The future of eSports is something that has consistently been on shaky ground. The path that eSports is taking with single big-money events from Major League Gaming (MLG) and the IGN Pro League (IPL) is similar to the state of eSports in the mid-2000s before the entire scene inevitably crashed and burned. The release of StarCraft II in 2010 played a significant role in the resurgence of eSports and the Collegiate StarLeague looks to be the first true step towards healthy and more responsible growth of eSports as a whole.
Mack knows it will be a difficult road but he remains confident nonetheless. "That's why the CSL exists," he insists. "We want to be that catalyst for change. If nobody else is going to do it, we're going to be the ones who save eSports."
It won't be an easy road. Behind all the hype and large online viewership numbers tossed around there is still a question of financial stability within the eSports community. While the strides that MLG, IGN and so many tournament organizers others have made in elevating eSports in the past few years are admirable, the current state of eSports is hardly invincible.
Most major tournaments prefer to hype up individual players and glorify the spectacle to drum up advertising and sponsorship.
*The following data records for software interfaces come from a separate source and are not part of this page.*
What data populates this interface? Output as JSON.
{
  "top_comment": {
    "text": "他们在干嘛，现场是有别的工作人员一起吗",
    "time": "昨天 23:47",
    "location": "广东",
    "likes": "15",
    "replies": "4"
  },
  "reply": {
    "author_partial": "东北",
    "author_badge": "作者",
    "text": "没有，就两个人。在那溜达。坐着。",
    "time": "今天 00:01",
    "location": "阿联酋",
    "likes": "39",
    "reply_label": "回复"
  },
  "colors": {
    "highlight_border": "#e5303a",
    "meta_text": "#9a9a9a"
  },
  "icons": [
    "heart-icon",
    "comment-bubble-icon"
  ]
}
And while the hype is a great attention getter, it doesn't foster genuine growth when the organizers of these events often blow through tens of millions of dollars for one event and have to practically start from scratch in obtaining capital for their next tournament. Having to constantly shore up capital from investors for every single event can make it a see-saw effort for organizers and it hardly speaks to the stability of the sport. It's even less certain for the teams and players who work hard to make a living in eSports.
A longtime player and member of the StarCraft: Brood War scene since 2004, Mack is a perfect consultant in this regard, so much so that he's been labeled the 'event guy' for the CSL; coordinating and planning event locations, staffing, hotels, and everything in between. He's very candid in his opinion on how most eSports events are run.
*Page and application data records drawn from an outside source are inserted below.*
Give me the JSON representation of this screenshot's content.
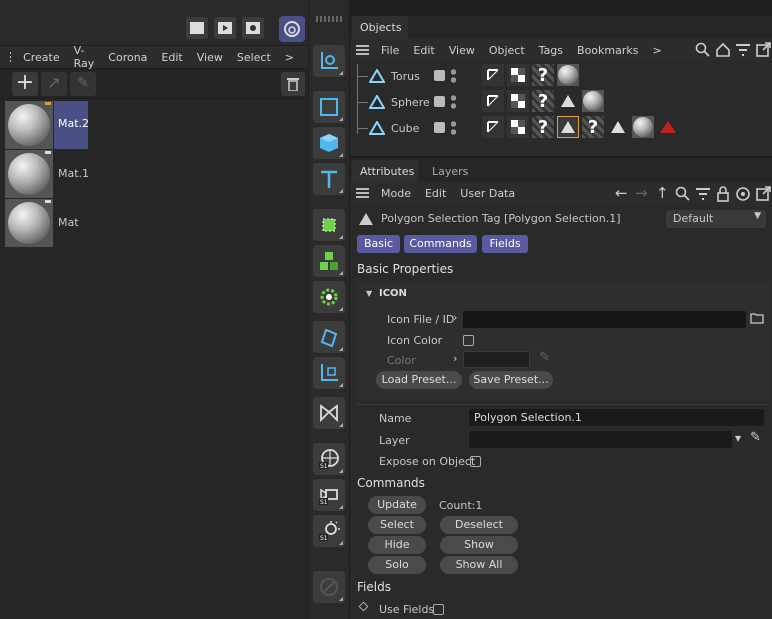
{
  "left_panel": {
    "menu": [
      "Create",
      "V-Ray",
      "Corona",
      "Edit",
      "View",
      "Select"
    ],
    "more": ">",
    "materials": [
      {
        "name": "Mat.2",
        "selected": true
      },
      {
        "name": "Mat.1",
        "selected": false
      },
      {
        "name": "Mat",
        "selected": false
      }
    ]
  },
  "objects_panel": {
    "tab": "Objects",
    "menu": [
      "File",
      "Edit",
      "View",
      "Object",
      "Tags",
      "Bookmarks"
    ],
    "more": ">",
    "rows": [
      {
        "name": "Torus"
      },
      {
        "name": "Sphere"
      },
      {
        "name": "Cube"
      }
    ]
  },
  "attributes_panel": {
    "tabs": [
      "Attributes",
      "Layers"
    ],
    "menu": [
      "Mode",
      "Edit",
      "User Data"
    ],
    "title": "Polygon Selection Tag [Polygon Selection.1]",
    "preset": "Default",
    "sub_tabs": [
      "Basic",
      "Commands",
      "Fields"
    ],
    "basic_properties": "Basic Properties",
    "icon_group": "ICON",
    "icon_file_label": "Icon File / ID",
    "icon_color_label": "Icon Color",
    "color_label": "Color",
    "load_preset": "Load Preset...",
    "save_preset": "Save Preset...",
    "name_label": "Name",
    "name_value": "Polygon Selection.1",
    "layer_label": "Layer",
    "expose_label": "Expose on Object",
    "commands_heading": "Commands",
    "update": "Update",
    "count": "Count:1",
    "select": "Select",
    "deselect": "Deselect",
    "hide": "Hide",
    "show": "Show",
    "solo": "Solo",
    "show_all": "Show All",
    "fields_heading": "Fields",
    "use_fields_label": "Use Fields"
  },
  "colors": {
    "accent": "#5a5aa0",
    "selected": "#4a4f86",
    "warning": "#c0201f"
  }
}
"I honestly do not believe that the current format that so many tournaments adhere to is fiscally suitable for eSports," Mack said. "It's not as stable or consistent as a self-perpetuating league. When you have an event that glorifies the individual, you run into situations where hundreds of fans won't show up to the event or watch the stream because their favorite player doesn't show up. That's the danger of hyping the individual over the sport as a whole.
"The way it's currently run, you have to the be absolute top 1% best in order to make a living in eSports. You have to be winning top tournaments consistently. The whole thing starts falling in on itself unless tournaments can pay out at least to the top eight finishers and even then players need the money to travel, eat, and practice at these events."
It's something that keeps a lot of players from entering the sport simply out of the need to survive and make a living. When tournaments only pay out to the top three finishers and there's a competitor pool of over a hundred at the event, the return on time investment for budding players can be discouraging. Mack uses Korea, home to the biggest market and arguably most of the best players in StarCraft, as a blueprint for building a healthier eSport.
"What happened in Korea that saved StarCraft and their respective KeSPA League is that it became a team league," he recalls. "As a team sport, players can be recruited to fill certain roles and be sponsored to the point that they can at least make a living on the most modest means and have a chance to work their way up. Once on a team, players can contribute as training partners and serve as strong anchor positions knowing they are under contract and not have to go to sleep every night thinking they have to win a major tournament just to survive."